Task statement:
Type the records out again in full, exactly.

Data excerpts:
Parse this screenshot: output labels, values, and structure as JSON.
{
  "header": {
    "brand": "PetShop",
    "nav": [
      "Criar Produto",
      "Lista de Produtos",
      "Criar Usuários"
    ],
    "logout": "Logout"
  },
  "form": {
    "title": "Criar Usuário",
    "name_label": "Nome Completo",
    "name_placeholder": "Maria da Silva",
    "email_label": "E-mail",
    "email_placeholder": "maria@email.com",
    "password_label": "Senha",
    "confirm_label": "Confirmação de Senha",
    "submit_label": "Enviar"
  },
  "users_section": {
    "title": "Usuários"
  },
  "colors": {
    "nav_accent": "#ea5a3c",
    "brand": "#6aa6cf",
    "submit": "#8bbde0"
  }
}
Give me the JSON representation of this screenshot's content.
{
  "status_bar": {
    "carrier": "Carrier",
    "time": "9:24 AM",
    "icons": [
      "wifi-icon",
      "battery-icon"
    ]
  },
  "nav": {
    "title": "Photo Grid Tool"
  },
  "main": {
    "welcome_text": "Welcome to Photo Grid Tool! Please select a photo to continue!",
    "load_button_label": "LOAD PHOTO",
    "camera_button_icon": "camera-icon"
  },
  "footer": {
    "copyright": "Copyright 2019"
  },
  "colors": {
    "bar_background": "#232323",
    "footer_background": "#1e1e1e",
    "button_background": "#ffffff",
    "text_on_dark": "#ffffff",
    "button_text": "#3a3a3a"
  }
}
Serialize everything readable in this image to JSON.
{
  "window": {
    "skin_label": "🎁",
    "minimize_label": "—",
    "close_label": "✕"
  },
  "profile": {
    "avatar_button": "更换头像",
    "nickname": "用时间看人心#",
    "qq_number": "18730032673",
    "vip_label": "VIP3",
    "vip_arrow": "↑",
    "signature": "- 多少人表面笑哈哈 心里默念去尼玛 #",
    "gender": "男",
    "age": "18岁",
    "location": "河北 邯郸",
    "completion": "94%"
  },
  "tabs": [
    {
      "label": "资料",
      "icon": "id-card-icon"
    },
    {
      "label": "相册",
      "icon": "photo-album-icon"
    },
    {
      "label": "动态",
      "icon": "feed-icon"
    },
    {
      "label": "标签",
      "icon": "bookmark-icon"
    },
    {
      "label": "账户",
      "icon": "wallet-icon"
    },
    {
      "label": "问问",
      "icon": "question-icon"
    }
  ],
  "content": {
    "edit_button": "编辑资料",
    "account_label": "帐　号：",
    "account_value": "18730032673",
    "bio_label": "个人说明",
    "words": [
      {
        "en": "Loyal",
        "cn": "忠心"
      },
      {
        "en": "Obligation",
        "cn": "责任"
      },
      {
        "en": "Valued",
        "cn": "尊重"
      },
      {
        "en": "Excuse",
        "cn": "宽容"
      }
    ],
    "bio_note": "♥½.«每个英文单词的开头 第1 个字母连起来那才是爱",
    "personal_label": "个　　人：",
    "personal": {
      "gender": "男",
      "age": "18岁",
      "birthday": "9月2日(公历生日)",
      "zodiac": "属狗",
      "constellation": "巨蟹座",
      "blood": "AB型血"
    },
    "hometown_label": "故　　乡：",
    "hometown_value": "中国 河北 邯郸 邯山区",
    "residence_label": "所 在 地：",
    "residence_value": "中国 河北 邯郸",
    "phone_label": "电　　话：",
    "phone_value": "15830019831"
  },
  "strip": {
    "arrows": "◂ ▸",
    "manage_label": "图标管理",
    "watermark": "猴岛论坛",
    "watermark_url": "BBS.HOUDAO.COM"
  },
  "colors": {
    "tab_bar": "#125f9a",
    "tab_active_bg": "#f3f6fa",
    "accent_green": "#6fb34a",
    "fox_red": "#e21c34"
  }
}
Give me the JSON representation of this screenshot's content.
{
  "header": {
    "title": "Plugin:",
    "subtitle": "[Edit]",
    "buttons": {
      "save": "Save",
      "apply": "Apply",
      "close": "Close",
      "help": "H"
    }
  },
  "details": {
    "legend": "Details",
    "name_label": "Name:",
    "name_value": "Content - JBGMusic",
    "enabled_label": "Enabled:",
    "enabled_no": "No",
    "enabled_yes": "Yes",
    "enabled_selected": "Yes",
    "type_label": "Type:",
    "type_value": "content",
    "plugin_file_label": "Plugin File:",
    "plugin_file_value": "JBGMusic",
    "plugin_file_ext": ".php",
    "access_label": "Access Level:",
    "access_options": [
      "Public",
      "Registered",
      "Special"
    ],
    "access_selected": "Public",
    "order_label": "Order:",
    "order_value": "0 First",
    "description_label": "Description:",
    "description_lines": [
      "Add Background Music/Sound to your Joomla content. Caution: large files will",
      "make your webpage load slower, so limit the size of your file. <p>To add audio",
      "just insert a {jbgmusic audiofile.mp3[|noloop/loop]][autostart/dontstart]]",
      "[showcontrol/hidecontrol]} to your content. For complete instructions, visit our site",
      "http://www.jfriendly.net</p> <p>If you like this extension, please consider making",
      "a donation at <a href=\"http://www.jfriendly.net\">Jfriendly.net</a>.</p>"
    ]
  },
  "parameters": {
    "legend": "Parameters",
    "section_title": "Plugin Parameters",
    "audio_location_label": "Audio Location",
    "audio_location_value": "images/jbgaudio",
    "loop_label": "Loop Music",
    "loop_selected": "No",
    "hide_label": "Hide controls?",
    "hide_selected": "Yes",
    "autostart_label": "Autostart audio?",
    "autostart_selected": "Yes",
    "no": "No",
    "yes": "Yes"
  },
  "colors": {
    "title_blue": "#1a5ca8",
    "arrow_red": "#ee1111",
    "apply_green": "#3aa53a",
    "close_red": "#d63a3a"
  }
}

Written answer:
Parse this screenshot: output labels, values, and structure as JSON.
{
  "header": {
    "brand": "PetShop",
    "nav": [
      "Criar Produto",
      "Lista de Produtos",
      "Criar Usuários"
    ],
    "logout": "Logout"
  },
  "form": {
    "title": "Criar Usuário",
    "name_label": "Nome Completo",
    "name_placeholder": "Maria da Silva",
    "email_label": "E-mail",
    "email_placeholder": "maria@email.com",
    "password_label": "Senha",
    "confirm_label": "Confirmação de Senha",
    "submit_label": "Enviar"
  },
  "users_section": {
    "title": "Usuários"
  },
  "colors": {
    "nav_accent": "#ea5a3c",
    "brand": "#6aa6cf",
    "submit": "#8bbde0"
  }
}
Give me the JSON representation of this screenshot's content.
{
  "status_bar": {
    "carrier": "Carrier",
    "time": "9:24 AM",
    "icons": [
      "wifi-icon",
      "battery-icon"
    ]
  },
  "nav": {
    "title": "Photo Grid Tool"
  },
  "main": {
    "welcome_text": "Welcome to Photo Grid Tool! Please select a photo to continue!",
    "load_button_label": "LOAD PHOTO",
    "camera_button_icon": "camera-icon"
  },
  "footer": {
    "copyright": "Copyright 2019"
  },
  "colors": {
    "bar_background": "#232323",
    "footer_background": "#1e1e1e",
    "button_background": "#ffffff",
    "text_on_dark": "#ffffff",
    "button_text": "#3a3a3a"
  }
}
Serialize everything readable in this image to JSON.
{
  "window": {
    "skin_label": "🎁",
    "minimize_label": "—",
    "close_label": "✕"
  },
  "profile": {
    "avatar_button": "更换头像",
    "nickname": "用时间看人心#",
    "qq_number": "18730032673",
    "vip_label": "VIP3",
    "vip_arrow": "↑",
    "signature": "- 多少人表面笑哈哈 心里默念去尼玛 #",
    "gender": "男",
    "age": "18岁",
    "location": "河北 邯郸",
    "completion": "94%"
  },
  "tabs": [
    {
      "label": "资料",
      "icon": "id-card-icon"
    },
    {
      "label": "相册",
      "icon": "photo-album-icon"
    },
    {
      "label": "动态",
      "icon": "feed-icon"
    },
    {
      "label": "标签",
      "icon": "bookmark-icon"
    },
    {
      "label": "账户",
      "icon": "wallet-icon"
    },
    {
      "label": "问问",
      "icon": "question-icon"
    }
  ],
  "content": {
    "edit_button": "编辑资料",
    "account_label": "帐　号：",
    "account_value": "18730032673",
    "bio_label": "个人说明",
    "words": [
      {
        "en": "Loyal",
        "cn": "忠心"
      },
      {
        "en": "Obligation",
        "cn": "责任"
      },
      {
        "en": "Valued",
        "cn": "尊重"
      },
      {
        "en": "Excuse",
        "cn": "宽容"
      }
    ],
    "bio_note": "♥½.«每个英文单词的开头 第1 个字母连起来那才是爱",
    "personal_label": "个　　人：",
    "personal": {
      "gender": "男",
      "age": "18岁",
      "birthday": "9月2日(公历生日)",
      "zodiac": "属狗",
      "constellation": "巨蟹座",
      "blood": "AB型血"
    },
    "hometown_label": "故　　乡：",
    "hometown_value": "中国 河北 邯郸 邯山区",
    "residence_label": "所 在 地：",
    "residence_value": "中国 河北 邯郸",
    "phone_label": "电　　话：",
    "phone_value": "15830019831"
  },
  "strip": {
    "arrows": "◂ ▸",
    "manage_label": "图标管理",
    "watermark": "猴岛论坛",
    "watermark_url": "BBS.HOUDAO.COM"
  },
  "colors": {
    "tab_bar": "#125f9a",
    "tab_active_bg": "#f3f6fa",
    "accent_green": "#6fb34a",
    "fox_red": "#e21c34"
  }
}
Give me the JSON representation of this screenshot's content.
{
  "header": {
    "title": "Plugin:",
    "subtitle": "[Edit]",
    "buttons": {
      "save": "Save",
      "apply": "Apply",
      "close": "Close",
      "help": "H"
    }
  },
  "details": {
    "legend": "Details",
    "name_label": "Name:",
    "name_value": "Content - JBGMusic",
    "enabled_label": "Enabled:",
    "enabled_no": "No",
    "enabled_yes": "Yes",
    "enabled_selected": "Yes",
    "type_label": "Type:",
    "type_value": "content",
    "plugin_file_label": "Plugin File:",
    "plugin_file_value": "JBGMusic",
    "plugin_file_ext": ".php",
    "access_label": "Access Level:",
    "access_options": [
      "Public",
      "Registered",
      "Special"
    ],
    "access_selected": "Public",
    "order_label": "Order:",
    "order_value": "0 First",
    "description_label": "Description:",
    "description_lines": [
      "Add Background Music/Sound to your Joomla content. Caution: large files will",
      "make your webpage load slower, so limit the size of your file. <p>To add audio",
      "just insert a {jbgmusic audiofile.mp3[|noloop/loop]][autostart/dontstart]]",
      "[showcontrol/hidecontrol]} to your content. For complete instructions, visit our site",
      "http://www.jfriendly.net</p> <p>If you like this extension, please consider making",
      "a donation at <a href=\"http://www.jfriendly.net\">Jfriendly.net</a>.</p>"
    ]
  },
  "parameters": {
    "legend": "Parameters",
    "section_title": "Plugin Parameters",
    "audio_location_label": "Audio Location",
    "audio_location_value": "images/jbgaudio",
    "loop_label": "Loop Music",
    "loop_selected": "No",
    "hide_label": "Hide controls?",
    "hide_selected": "Yes",
    "autostart_label": "Autostart audio?",
    "autostart_selected": "Yes",
    "no": "No",
    "yes": "Yes"
  },
  "colors": {
    "title_blue": "#1a5ca8",
    "arrow_red": "#ee1111",
    "apply_green": "#3aa53a",
    "close_red": "#d63a3a"
  }
}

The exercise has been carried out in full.